Stand up angrily, 1 Lord! Rise up with raging fury against my enemies! 2 Wake up for my sake and execute the judgment you have decreed for them! 3
Arise, O LORD, in your anger; rise up against the rage of my enemies. Awake, my God; decree justice.
Arise, O LORD, in Your anger; Lift up Yourself against the rage of my adversaries, And arouse Yourself for me; You have appointed judgment.
Arise, O LORD, in anger! Stand up against the fury of my enemies! Wake up, my God, and bring justice!
Stand up, GOD; pit your holy fury against my furious enemies. Wake up, God.
Come up, Lord, in your wrath; be lifted up against my haters; be awake, my God, give orders for the judging.
Rise up, O LORD, in your anger; lift yourself up against the fury of my enemies; awake, O my God; you have appointed a judgment.
Arise, O LORD, in Your anger; Lift Yourself up because of the rage of my enemies; Rise up for me to the judgment You have commanded!
in thine anger
thyself because of the rage
of mine enemies
for me [to] the judgment
[that] thou hast commanded
|NET © [draft] ITL|
up with raging fury
against my enemies
up for my sake and execute
you have decreedfor them!
|NET © Notes||
1 tn Heb “in your anger.”
2 tn Heb “Lift yourself up in the angry outbursts of my enemies.” Many understand the preposition prefixed to עַבְרוֹת (’avrot, “angry outbursts”) as adversative, “against,” and the following genitive “enemies” as subjective. In this case one could translate, “rise up against my furious enemies” (cf. NIV, NRSV). The present translation, however, takes the preposition as indicating manner (cf. “in your anger” in the previous line) and understands the plural form of the noun as indicating an abstract quality (“fury”) or excessive degree (“raging fury”). Cf. Job 21:30.
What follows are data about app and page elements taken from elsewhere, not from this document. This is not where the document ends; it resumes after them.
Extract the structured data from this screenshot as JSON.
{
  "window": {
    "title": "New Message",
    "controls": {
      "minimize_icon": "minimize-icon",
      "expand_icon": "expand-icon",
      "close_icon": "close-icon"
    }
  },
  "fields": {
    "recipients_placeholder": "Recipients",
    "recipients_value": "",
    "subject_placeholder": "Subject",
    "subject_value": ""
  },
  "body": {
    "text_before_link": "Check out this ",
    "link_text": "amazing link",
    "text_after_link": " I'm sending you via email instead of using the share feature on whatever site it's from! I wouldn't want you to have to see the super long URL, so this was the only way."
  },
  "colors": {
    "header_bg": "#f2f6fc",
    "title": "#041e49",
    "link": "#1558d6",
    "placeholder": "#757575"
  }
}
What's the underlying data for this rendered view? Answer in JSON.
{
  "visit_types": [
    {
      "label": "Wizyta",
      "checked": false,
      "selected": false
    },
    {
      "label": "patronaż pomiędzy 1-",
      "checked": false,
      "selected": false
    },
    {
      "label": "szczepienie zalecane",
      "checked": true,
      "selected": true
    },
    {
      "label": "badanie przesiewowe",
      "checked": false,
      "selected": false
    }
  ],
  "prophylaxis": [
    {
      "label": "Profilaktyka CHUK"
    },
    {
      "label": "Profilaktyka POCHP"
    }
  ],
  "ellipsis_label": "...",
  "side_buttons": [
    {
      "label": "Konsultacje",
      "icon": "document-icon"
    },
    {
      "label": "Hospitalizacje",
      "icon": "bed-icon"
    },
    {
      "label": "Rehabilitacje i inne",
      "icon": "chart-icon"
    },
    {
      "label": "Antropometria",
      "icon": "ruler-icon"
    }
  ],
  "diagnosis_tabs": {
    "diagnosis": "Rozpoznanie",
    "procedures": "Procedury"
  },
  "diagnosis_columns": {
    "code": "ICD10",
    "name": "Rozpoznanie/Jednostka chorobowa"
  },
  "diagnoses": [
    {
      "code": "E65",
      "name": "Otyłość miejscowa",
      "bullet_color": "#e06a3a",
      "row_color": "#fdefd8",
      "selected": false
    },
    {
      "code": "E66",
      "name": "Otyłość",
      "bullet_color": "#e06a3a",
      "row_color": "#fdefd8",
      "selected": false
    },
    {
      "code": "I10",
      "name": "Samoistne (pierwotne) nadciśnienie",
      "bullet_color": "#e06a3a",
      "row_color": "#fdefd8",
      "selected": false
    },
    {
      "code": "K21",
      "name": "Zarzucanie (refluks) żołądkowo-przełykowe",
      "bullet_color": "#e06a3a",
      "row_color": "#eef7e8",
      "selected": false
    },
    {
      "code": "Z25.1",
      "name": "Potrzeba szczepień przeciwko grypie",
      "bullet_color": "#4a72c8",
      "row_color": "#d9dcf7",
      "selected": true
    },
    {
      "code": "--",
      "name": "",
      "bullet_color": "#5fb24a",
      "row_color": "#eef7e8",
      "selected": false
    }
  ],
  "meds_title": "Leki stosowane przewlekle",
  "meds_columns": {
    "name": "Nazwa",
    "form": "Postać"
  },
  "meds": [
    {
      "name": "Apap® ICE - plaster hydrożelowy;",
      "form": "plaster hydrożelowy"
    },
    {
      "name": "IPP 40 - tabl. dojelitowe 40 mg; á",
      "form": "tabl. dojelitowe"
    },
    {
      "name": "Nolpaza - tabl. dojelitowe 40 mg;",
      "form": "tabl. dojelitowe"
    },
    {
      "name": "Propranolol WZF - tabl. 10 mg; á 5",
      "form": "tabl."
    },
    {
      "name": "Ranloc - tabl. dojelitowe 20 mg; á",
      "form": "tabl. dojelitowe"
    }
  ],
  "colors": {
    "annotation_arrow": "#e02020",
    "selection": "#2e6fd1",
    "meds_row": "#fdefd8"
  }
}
3 tc Heb “Wake up to me [with the] judgment [which] you have commanded.” The LXX understands אֵלִי (’eliy, “my God”) instead of אֵלַי (’elay, “to me”; the LXX reading is followed by NEB, NIV, NRSV.) If the reading of the MT is retained, the preposition probably has the sense of “on account of, for the sake of.” The noun מִשְׁפָּט (mishpat, “judgment”) is probably an adverbial accusative, modifying the initial imperative, “wake up.” In this case צִוִּיתָ (tsivvita, “[which] you have commanded”) is an asyndetic relative clause. Some take the perfect as precative. In this case one could translate the final line, “Wake up for my sake! Decree judgment!” (cf. NIV). However, not all grammarians are convinced that the perfect is used as a precative in biblical Hebrew.